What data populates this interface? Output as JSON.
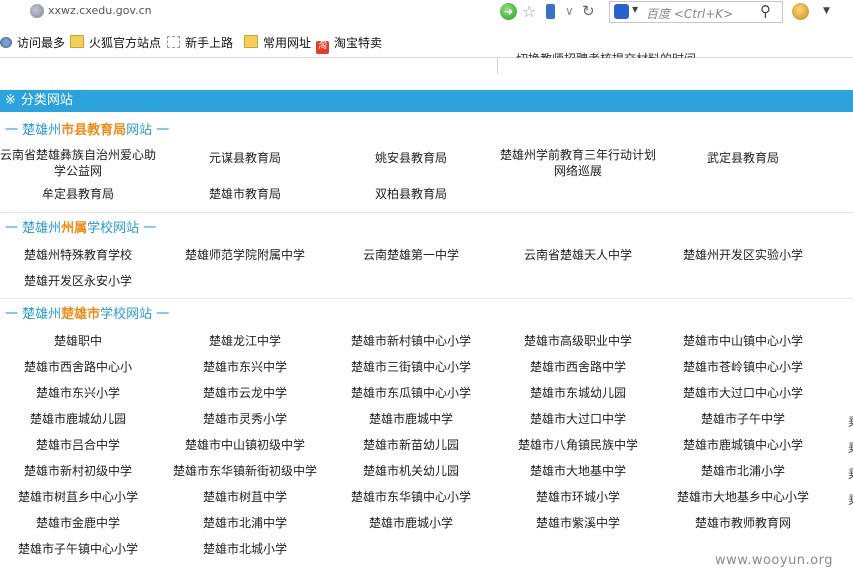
{
  "browser": {
    "url": "xxwz.cxedu.gov.cn",
    "search_placeholder": "百度 <Ctrl+K>"
  },
  "bookmarks": [
    {
      "label": "访问最多",
      "icon": "gear-icon"
    },
    {
      "label": "火狐官方站点",
      "icon": "folder-icon"
    },
    {
      "label": "新手上路",
      "icon": "page-icon"
    },
    {
      "label": "常用网址",
      "icon": "folder-icon"
    },
    {
      "label": "淘宝特卖",
      "icon": "taobao-icon",
      "icon_text": "淘"
    }
  ],
  "partial_notice": "切换教师招聘考核提交材料的时间",
  "header": {
    "mark": "※",
    "title": "分类网站"
  },
  "sections": [
    {
      "prefix": "一 楚雄州",
      "highlight": "市县教育局",
      "suffix": "网站 一",
      "rows": [
        [
          "云南省楚雄彝族自治州爱心助学公益网",
          "元谋县教育局",
          "姚安县教育局",
          "楚雄州学前教育三年行动计划网络巡展",
          "武定县教育局"
        ],
        [
          "牟定县教育局",
          "楚雄市教育局",
          "双柏县教育局"
        ]
      ]
    },
    {
      "prefix": "一 楚雄州",
      "highlight": "州属",
      "suffix": "学校网站 一",
      "rows": [
        [
          "楚雄州特殊教育学校",
          "楚雄师范学院附属中学",
          "云南楚雄第一中学",
          "云南省楚雄天人中学",
          "楚雄州开发区实验小学"
        ],
        [
          "楚雄开发区永安小学"
        ]
      ]
    },
    {
      "prefix": "一 楚雄州",
      "highlight": "楚雄市",
      "suffix": "学校网站 一",
      "rows": [
        [
          "楚雄职中",
          "楚雄龙江中学",
          "楚雄市新村镇中心小学",
          "楚雄市高级职业中学",
          "楚雄市中山镇中心小学"
        ],
        [
          "楚雄市西舍路中心小",
          "楚雄市东兴中学",
          "楚雄市三街镇中心小学",
          "楚雄市西舍路中学",
          "楚雄市苍岭镇中心小学"
        ],
        [
          "楚雄市东兴小学",
          "楚雄市云龙中学",
          "楚雄市东瓜镇中心小学",
          "楚雄市东城幼儿园",
          "楚雄市大过口中心小学"
        ],
        [
          "楚雄市鹿城幼儿园",
          "楚雄市灵秀小学",
          "楚雄市鹿城中学",
          "楚雄市大过口中学",
          "楚雄市子午中学"
        ],
        [
          "楚雄市吕合中学",
          "楚雄市中山镇初级中学",
          "楚雄市新苗幼儿园",
          "楚雄市八角镇民族中学",
          "楚雄市鹿城镇中心小学"
        ],
        [
          "楚雄市新村初级中学",
          "楚雄市东华镇新街初级中学",
          "楚雄市机关幼儿园",
          "楚雄市大地基中学",
          "楚雄市北浦小学"
        ],
        [
          "楚雄市树苴乡中心小学",
          "楚雄市树苴中学",
          "楚雄市东华镇中心小学",
          "楚雄市环城小学",
          "楚雄市大地基乡中心小学"
        ],
        [
          "楚雄市金鹿中学",
          "楚雄市北浦中学",
          "楚雄市鹿城小学",
          "楚雄市紫溪中学",
          "楚雄市教师教育网"
        ],
        [
          "楚雄市子午镇中心小学",
          "楚雄市北城小学"
        ]
      ]
    }
  ],
  "right_edge_peek": "乗",
  "watermark": "www.wooyun.org"
}
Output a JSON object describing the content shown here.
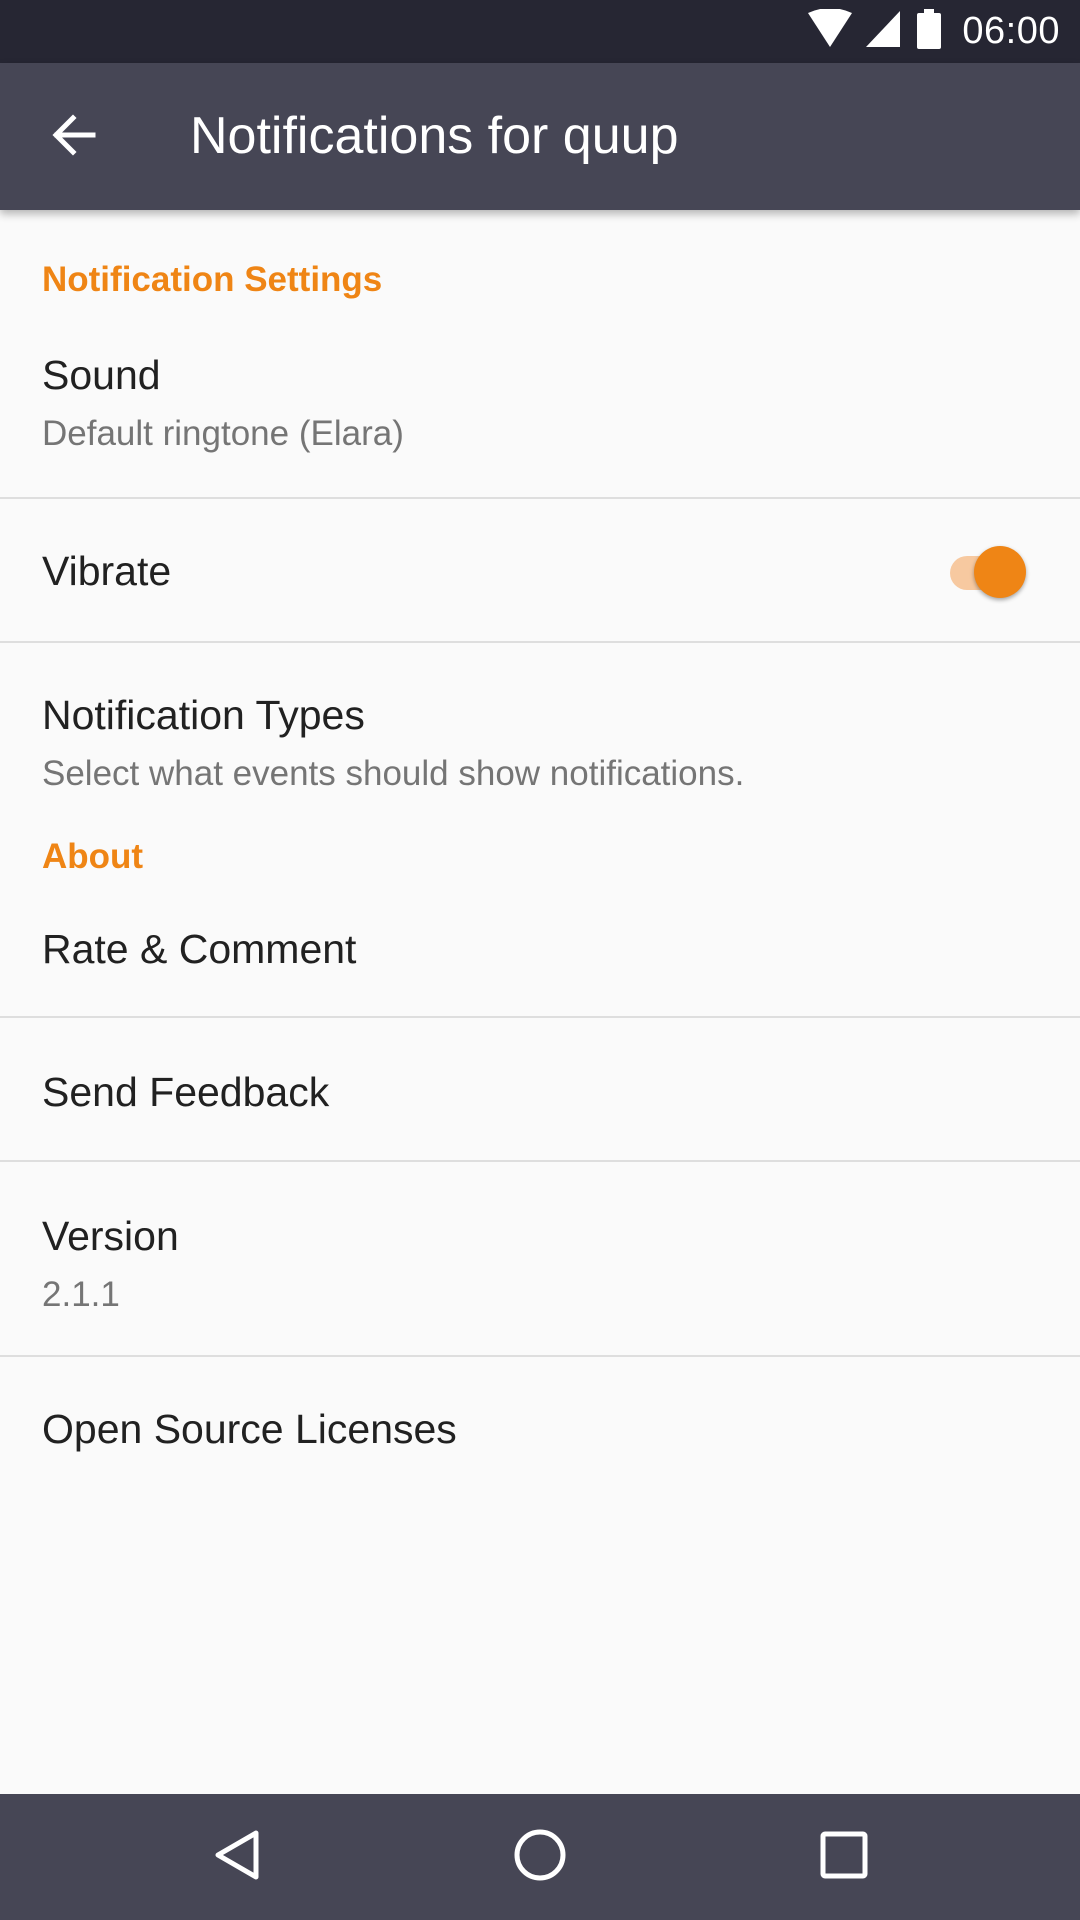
{
  "status_bar": {
    "time": "06:00",
    "icons": [
      "wifi-icon",
      "cell-signal-icon",
      "battery-icon"
    ]
  },
  "app_bar": {
    "title": "Notifications for quup",
    "back_icon": "arrow-back-icon"
  },
  "sections": {
    "notification_settings": {
      "header": "Notification Settings",
      "sound": {
        "title": "Sound",
        "summary": "Default ringtone (Elara)"
      },
      "vibrate": {
        "title": "Vibrate",
        "enabled": true
      },
      "notification_types": {
        "title": "Notification Types",
        "summary": "Select what events should show notifications."
      }
    },
    "about": {
      "header": "About",
      "rate": {
        "title": "Rate & Comment"
      },
      "feedback": {
        "title": "Send Feedback"
      },
      "version": {
        "title": "Version",
        "summary": "2.1.1"
      },
      "licenses": {
        "title": "Open Source Licenses"
      }
    }
  },
  "nav_bar": {
    "icons": [
      "nav-back-icon",
      "nav-home-icon",
      "nav-recents-icon"
    ]
  },
  "colors": {
    "accent": "#ef8515",
    "app_bar": "#464655",
    "status_bar": "#262633",
    "background": "#fafafa"
  }
}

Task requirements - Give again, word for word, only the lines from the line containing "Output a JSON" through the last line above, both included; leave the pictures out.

Output below -
Output a JSON object describing the content shown here.
{
  "status_bar": {
    "time": "06:00",
    "icons": [
      "wifi-icon",
      "cell-signal-icon",
      "battery-icon"
    ]
  },
  "app_bar": {
    "title": "Notifications for quup",
    "back_icon": "arrow-back-icon"
  },
  "sections": {
    "notification_settings": {
      "header": "Notification Settings",
      "sound": {
        "title": "Sound",
        "summary": "Default ringtone (Elara)"
      },
      "vibrate": {
        "title": "Vibrate",
        "enabled": true
      },
      "notification_types": {
        "title": "Notification Types",
        "summary": "Select what events should show notifications."
      }
    },
    "about": {
      "header": "About",
      "rate": {
        "title": "Rate & Comment"
      },
      "feedback": {
        "title": "Send Feedback"
      },
      "version": {
        "title": "Version",
        "summary": "2.1.1"
      },
      "licenses": {
        "title": "Open Source Licenses"
      }
    }
  },
  "nav_bar": {
    "icons": [
      "nav-back-icon",
      "nav-home-icon",
      "nav-recents-icon"
    ]
  },
  "colors": {
    "accent": "#ef8515",
    "app_bar": "#464655",
    "status_bar": "#262633",
    "background": "#fafafa"
  }
}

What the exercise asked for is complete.